By Otto Rath, CONEDU
Industry 4.0: Ensuring continuity
Industry 4.0 signifies the changes in this sector as a result of digitalisation. The term is explained by the fact that we are currently experiencing the fourth Industrial Revolution – after industrial revolutions through the introduction of mechanical production equipment (end of the 18th Century), through the introduction of mass production (end of the 19th Century) and after automation through IT and electronics (1970s).
A reaction to this by the education system could be adapting education strategies and content to the new challenges of cyber-physical systems.
Information technology thinking for Industry 4.0
One could turn to ‘information technology thinking’, as recommended by Gerald Futschek in the journal of the Austrian Computer Society (Zeitschrift der österreichischen Computergesellschaft), and align Education 4.0 to the requirements of Industry 4.0. In this approach, the workforce must be equipped with new skills that they do not already possess, such as digital literacy for ‘digital immigrants’. This would open up a broad field for adult education.
Wolf Lotter, co-founder and editor of brand1, believes that Industry 4.0 as a consequence of digitalisation is such that work processes, hierarchies etc. change, but that the foundations of our industrialised society are not affected.
Work 4.0 in view of the transition to a knowledge-based society
Ensuring continuity in existing sectors and values through the ‘Industry 4.0 marketing concept’ (Anja C. Wagner and Wolf Lotter), however, conceals the view of the paradigm shift from an industrialised society to a knowledge-based one.
"In the next ten to twenty years we will experience the definitive transition," says Wolf Lotter, who identifies a similar time-scale to that of Anja C. Wagner in her lecture ‘Herausforderungen für Bildung 4.0’ (Challenges for Education 4.0). This evolution/revolution is not only leading to a change in the industrial context coupled with a massive loss of employment, but also to a fundamental reorientation of work and education.
47% of the jobs in the USA are at risk from automation, predicted Carl Benedikt Frey and Michael A. Osborne in their study ‘The Future of Employment: How Susceptible are Jobs to Computerisation?’, published in 2013. "This is too optimistic for Germany," states Wolf Lotter. The economic research department of ING-DIBA in fact anticipates a loss of up to 59%.
Restructuring of employment at all levels
"A loss of jobs on this scale is unsustainable," Lotter is certain, even if new jobs are created through digitalisation and the need for skilled workers is evident, such as in the areas of big data analysis, cyber security and cloud computing.

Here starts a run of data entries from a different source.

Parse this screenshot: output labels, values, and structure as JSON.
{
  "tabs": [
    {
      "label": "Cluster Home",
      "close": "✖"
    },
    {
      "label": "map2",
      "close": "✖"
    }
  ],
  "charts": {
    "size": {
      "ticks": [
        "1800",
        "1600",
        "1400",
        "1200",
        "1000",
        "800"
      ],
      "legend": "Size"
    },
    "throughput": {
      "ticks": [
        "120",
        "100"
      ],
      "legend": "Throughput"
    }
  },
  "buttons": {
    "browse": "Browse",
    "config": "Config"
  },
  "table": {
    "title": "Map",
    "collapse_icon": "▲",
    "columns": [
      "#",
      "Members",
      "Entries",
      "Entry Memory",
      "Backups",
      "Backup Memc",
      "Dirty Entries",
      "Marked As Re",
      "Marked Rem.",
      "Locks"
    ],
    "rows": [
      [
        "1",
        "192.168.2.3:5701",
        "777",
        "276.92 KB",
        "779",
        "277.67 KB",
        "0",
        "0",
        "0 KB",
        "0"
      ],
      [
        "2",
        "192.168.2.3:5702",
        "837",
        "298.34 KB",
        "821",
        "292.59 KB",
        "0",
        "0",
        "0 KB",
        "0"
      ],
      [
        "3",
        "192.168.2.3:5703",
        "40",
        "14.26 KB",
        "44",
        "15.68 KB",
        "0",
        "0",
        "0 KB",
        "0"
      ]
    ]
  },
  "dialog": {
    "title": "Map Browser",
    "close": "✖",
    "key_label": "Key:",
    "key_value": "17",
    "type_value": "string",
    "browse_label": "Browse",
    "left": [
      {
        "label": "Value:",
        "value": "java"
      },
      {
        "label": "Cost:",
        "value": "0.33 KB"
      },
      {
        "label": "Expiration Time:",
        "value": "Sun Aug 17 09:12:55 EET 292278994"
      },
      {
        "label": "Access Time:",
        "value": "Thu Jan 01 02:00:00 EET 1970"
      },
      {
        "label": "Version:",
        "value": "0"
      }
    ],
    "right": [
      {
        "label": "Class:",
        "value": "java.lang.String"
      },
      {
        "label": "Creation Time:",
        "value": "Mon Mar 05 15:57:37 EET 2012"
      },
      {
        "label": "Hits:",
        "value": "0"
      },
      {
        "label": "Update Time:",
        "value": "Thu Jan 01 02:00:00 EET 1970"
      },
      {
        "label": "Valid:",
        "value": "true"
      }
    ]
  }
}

This loss of jobs affects not only low-skilled workers, but also highly qualified ones. As a result, society is forced to rethink the welfare state and develop alternative forms of livelihood. "In a transition phase," says Wolf Lotter, "a basic provision model makes sense in order to afford people the mental freedom to prepare for the new realities of the knowledge-based society."
The promise of the industrialised society that more education equals more employment opportunities is starting to crumble. "Highly-qualified individuals are also facing unprecedented problems, and must completely realign themselves to be able to participate in shaping the digital revolution," states Anja C. Wagner.
Adult Education 4.0: Development of self-reliance
Adult Education 4.0 could look beyond the adaptation of skills to the requirements of Industry 4.0 and the upgrading of employees with digital skills and take inspiration from the challenges of the knowledge-based society. It can hardly be disputed that digital skills are essential for participation in the society of the future.
However, you will need a broader and more open outlook than optimisation for Industry 4.0. Future concepts of work will not just require skills in dealing with the internet of things, but also in aspects of augmented reality, big data, virtual reality, 3D printing, artificial intelligence etc.
But above all, as Alice Fleischer (Institute for Economic Promotion of the Austrian Economic Chambers [WIFI/Wirtschaftsförderungsinstitut]), chair of the Conference of Adult Education in Austria (Konferenz der Erwachsenenbildung – KEBÖ) puts it, the acquisition of competencies focussed on "learning to act on one’s own responsibility, to think and acquire knowledge independently" will become the focus of educational concepts.
Author of original article in German: Otto Rath, on behalf of CONEDU
Editing: Wilfried Frei, CONEDU